Putting It All Together — The Four Conversations
Relationships are built minute to minute through a series of effective conversations. The tone for success is set early on in any conversation. Our research has shown that successful managers focus on the quality and frequency of Four Core Conversations: Goal Setting, Praising, Redirecting, and Wrapping Up.
It’s important to use the four core skills—Listening to Learn, Inquiring for Insight, Telling Your Truth, and Expressing Confidence—in any conversation. Setting the agenda beforehand allows managers to think about what they want to say and how they want to say it. They should be clear about their intentions and mindful of their tone of voice and body language. For important conversations, they should be prepared with responses to questions direct reports are likely to have.
Conversation 1 — Goal Setting
All good performance starts with clear goals. Goals set people up for success, growth, and development. They should be written in a way that illustrates what a good job looks like, documents the milestones to mark progress, and stretches the individual beyond his or her current performance. And they should be reviewed by the manager and the direct report throughout the year. During a Goal-Setting Conversation, it’s important for managers to:

  • Introduce the goal
  • Get feedback to refine the goal
  • Identify steps to make progress on the goal
Conversation 2 — Praising
Praising Conversations reinforce good behaviors and support stronger relationships beyond the goal. They are servant leadership in action. Praising is a powerful catalyst for reinforcing the behaviors that managers want to see over and over from their direct reports. When having a Praising Conversation, it’s important to consider these points:

  • Communicate the praising and be specific and timely
  • Encourage the person to reflect on the accomplishment
  • Express confidence and encourage continued good work
Conversation 3 — Redirecting
If people make mistakes when they know better, that’s a won’t-do problem rather than a can’t-do problem. This is when it’s time to redirect. It’s best to have the conversation as soon as possible rather than delaying or avoiding it. During a Redirecting Conversation, it’s important that managers adhere to the following guidelines:

  • Clarify the goal
  • Ask for the person’s perspective or confirmation, being sure to listen to learn!
  • Encourage reflection on impact and solutions
Conversation 4 — Wrapping Up
Wrapping Up Conversations should occur at the end of projects or goals to celebrate results, acknowledge learning, keep people energized, inspire engagement, and promote development by honoring the work that’s been done. Wrapping Up Conversations recognize what’s been learned and address anything that’s lingering. These conversations also promote reflection. When conducting a Wrapping Up Conversation
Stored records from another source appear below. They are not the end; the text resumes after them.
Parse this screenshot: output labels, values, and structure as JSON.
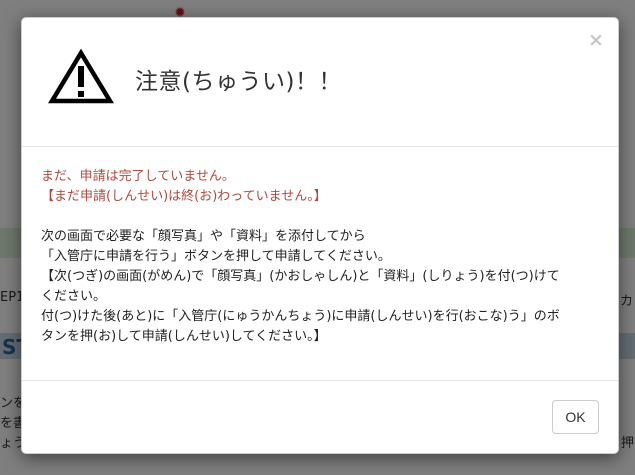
{
  "background": {
    "step_left": "EP1",
    "step_right": "カ",
    "bar_text": "ST",
    "side_lines": [
      "ンを",
      "を書",
      "ょう"
    ],
    "side_right": "押"
  },
  "modal": {
    "title": "注意(ちゅうい)！！",
    "close_label": "×",
    "icon": "warning-triangle-icon",
    "body": {
      "alert_lines": [
        "まだ、申請は完了していません。",
        "【まだ申請(しんせい)は終(お)わっていません。】"
      ],
      "instruction_lines": [
        "次の画面で必要な「顔写真」や「資料」を添付してから",
        "「入管庁に申請を行う」ボタンを押して申請してください。",
        "【次(つぎ)の画面(がめん)で「顔写真」(かおしゃしん)と「資料」(しりょう)を付(つ)けて",
        "ください。",
        "付(つ)けた後(あと)に「入管庁(にゅうかんちょう)に申請(しんせい)を行(おこな)う」のボ",
        "タンを押(お)して申請(しんせい)してください。】"
      ]
    },
    "ok_label": "OK"
  },
  "colors": {
    "alert_text": "#b04a3f",
    "backdrop": "rgba(0,0,0,0.5)"
  }
}
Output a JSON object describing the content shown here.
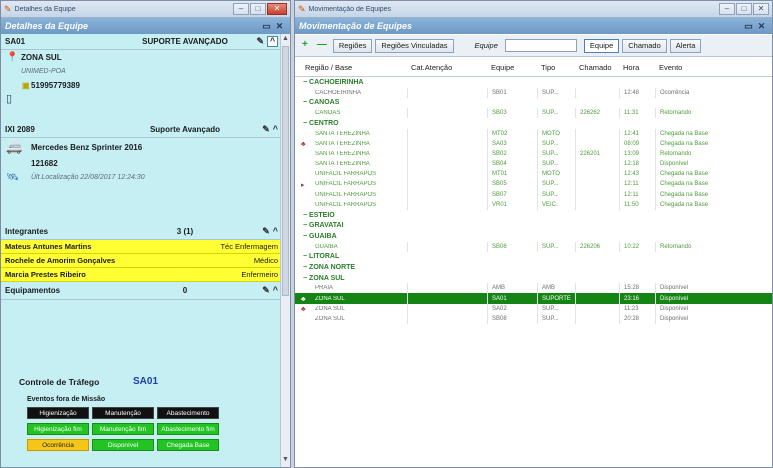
{
  "left": {
    "window_title": "Detalhes da Equipe",
    "header_title": "Detalhes da Equipe",
    "unit": {
      "code": "SA01",
      "type": "SUPORTE AVANÇADO",
      "zone": "ZONA SUL",
      "subtitle": "UNIMED-POA",
      "phone": "51995779389"
    },
    "vehicle": {
      "code": "IXI 2089",
      "type": "Suporte Avançado",
      "model": "Mercedes Benz Sprinter 2016",
      "id": "121682",
      "last_location": "Ült.Localização 22/08/2017 12:24:30"
    },
    "members": {
      "label": "Integrantes",
      "count": "3 (1)",
      "list": [
        {
          "name": "Mateus Antunes Martins",
          "role": "Téc Enfermagem"
        },
        {
          "name": "Rochele de Amorim Gonçalves",
          "role": "Médico"
        },
        {
          "name": "Marcia Prestes Ribeiro",
          "role": "Enfermeiro"
        }
      ]
    },
    "equipment": {
      "label": "Equipamentos",
      "count": "0"
    },
    "traffic": {
      "title": "Controle de Tráfego",
      "code": "SA01",
      "subtitle": "Eventos fora de Missão",
      "row1": [
        "Higienização",
        "Manutenção",
        "Abastecimento"
      ],
      "row2": [
        "Higienização fim",
        "Manutenção fim",
        "Abastecimento fim"
      ],
      "row3": [
        "Ocorrência",
        "Disponível",
        "Chegada Base"
      ]
    }
  },
  "right": {
    "window_title": "Movimentação de Equipes",
    "header_title": "Movimentação de Equipes",
    "toolbar": {
      "add_label": "+",
      "remove_label": "—",
      "regioes": "Regiões",
      "regioes_vinc": "Regiões Vinculadas",
      "equipe_label": "Equipe",
      "equipe_value": "",
      "btn_equipe": "Equipe",
      "btn_chamado": "Chamado",
      "btn_alerta": "Alerta"
    },
    "columns": [
      "Região / Base",
      "Cat.Atenção",
      "Equipe",
      "Tipo",
      "Chamado",
      "Hora",
      "Evento"
    ],
    "rows": [
      {
        "kind": "grp",
        "c1": "CACHOEIRINHA"
      },
      {
        "kind": "row",
        "c1": "CACHOEIRINHA",
        "c3": "SB01",
        "c4": "SUP...",
        "c5": "",
        "c6": "12:48",
        "c7": "Ocorrência"
      },
      {
        "kind": "grp",
        "c1": "CANOAS"
      },
      {
        "kind": "green",
        "c1": "CANOAS",
        "c3": "SB03",
        "c4": "SUP...",
        "c5": "226262",
        "c6": "11:31",
        "c7": "Retornando"
      },
      {
        "kind": "grp",
        "c1": "CENTRO"
      },
      {
        "kind": "green",
        "c1": "SANTA TEREZINHA",
        "c3": "MT02",
        "c4": "MOTO",
        "c5": "",
        "c6": "12:41",
        "c7": "Chegada na Base"
      },
      {
        "kind": "green",
        "c1": "SANTA TEREZINHA",
        "c3": "SA03",
        "c4": "SUP...",
        "c5": "",
        "c6": "08:09",
        "c7": "Chegada na Base",
        "icon": true
      },
      {
        "kind": "green",
        "c1": "SANTA TEREZINHA",
        "c3": "SB02",
        "c4": "SUP...",
        "c5": "226201",
        "c6": "13:09",
        "c7": "Retornando"
      },
      {
        "kind": "green",
        "c1": "SANTA TEREZINHA",
        "c3": "SB04",
        "c4": "SUP...",
        "c5": "",
        "c6": "12:18",
        "c7": "Disponível"
      },
      {
        "kind": "green",
        "c1": "UNIFACIL FARRAPOS",
        "c3": "MT01",
        "c4": "MOTO",
        "c5": "",
        "c6": "12:43",
        "c7": "Chegada na Base"
      },
      {
        "kind": "green",
        "c1": "UNIFACIL FARRAPOS",
        "c3": "SB05",
        "c4": "SUP...",
        "c5": "",
        "c6": "12:11",
        "c7": "Chegada na Base",
        "arrow": true
      },
      {
        "kind": "green",
        "c1": "UNIFACIL FARRAPOS",
        "c3": "SB07",
        "c4": "SUP...",
        "c5": "",
        "c6": "12:11",
        "c7": "Chegada na Base"
      },
      {
        "kind": "green",
        "c1": "UNIFACIL FARRAPOS",
        "c3": "VR01",
        "c4": "VEIC.",
        "c5": "",
        "c6": "11:50",
        "c7": "Chegada na Base"
      },
      {
        "kind": "grp",
        "c1": "ESTEIO"
      },
      {
        "kind": "grp",
        "c1": "GRAVATAÍ"
      },
      {
        "kind": "grp",
        "c1": "GUAÍBA"
      },
      {
        "kind": "green",
        "c1": "GUAÍBA",
        "c3": "SB06",
        "c4": "SUP...",
        "c5": "226206",
        "c6": "10:22",
        "c7": "Retornando"
      },
      {
        "kind": "grp",
        "c1": "LITORAL"
      },
      {
        "kind": "grp",
        "c1": "ZONA NORTE"
      },
      {
        "kind": "grp",
        "c1": "ZONA SUL"
      },
      {
        "kind": "row",
        "c1": "PRAIA",
        "c3": "AMB",
        "c4": "AMB",
        "c5": "",
        "c6": "15:28",
        "c7": "Disponível"
      },
      {
        "kind": "sel",
        "c1": "ZONA SUL",
        "c3": "SA01",
        "c4": "SUPORTE",
        "c5": "",
        "c6": "23:16",
        "c7": "Disponível",
        "icon": true
      },
      {
        "kind": "row",
        "c1": "ZONA SUL",
        "c3": "SA02",
        "c4": "SUP...",
        "c5": "",
        "c6": "11:23",
        "c7": "Disponível",
        "icon": true
      },
      {
        "kind": "row",
        "c1": "ZONA SUL",
        "c3": "SB08",
        "c4": "SUP...",
        "c5": "",
        "c6": "20:28",
        "c7": "Disponível"
      }
    ]
  },
  "colors": {
    "accent": "#148514",
    "header": "#7aa5cf",
    "member_bg": "#ffff33",
    "panel_bg": "#c6eff4"
  }
}
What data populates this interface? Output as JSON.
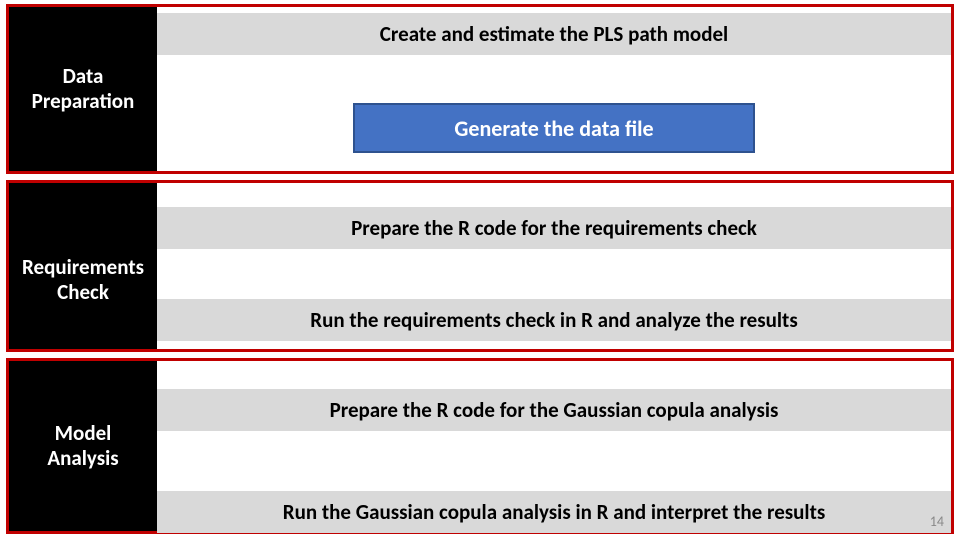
{
  "sections": [
    {
      "label": "Data\nPreparation",
      "band1": "Create and estimate the PLS path model",
      "box": "Generate the data file"
    },
    {
      "label": "Requirements\nCheck",
      "band1": "Prepare the R code for the requirements check",
      "band2": "Run the requirements check in R and analyze the results"
    },
    {
      "label": "Model\nAnalysis",
      "band1": "Prepare the R code for the Gaussian copula analysis",
      "band2": "Run the Gaussian copula analysis in R and interpret the results"
    }
  ],
  "page_number": "14"
}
  • Ask how the person feels about the goal or project
  • Discuss the results and impact collaboratively
  • Ask about key learnings or areas for improvement
Setting your managers up for success makes all the difference
Being a manager doesn’t need to be daunting or overwhelming. Having the skill, intent, and capacity to engage in effective conversations is a key competency for success as a new manager. These strategies can get managers off to a fast start by easing and supporting their transition and improving their performance, not only for them but for the entire team as well.
Management is about helping people reach their full potential.
The New One Minute Manager®
by Ken Blanchard and Spencer Johnson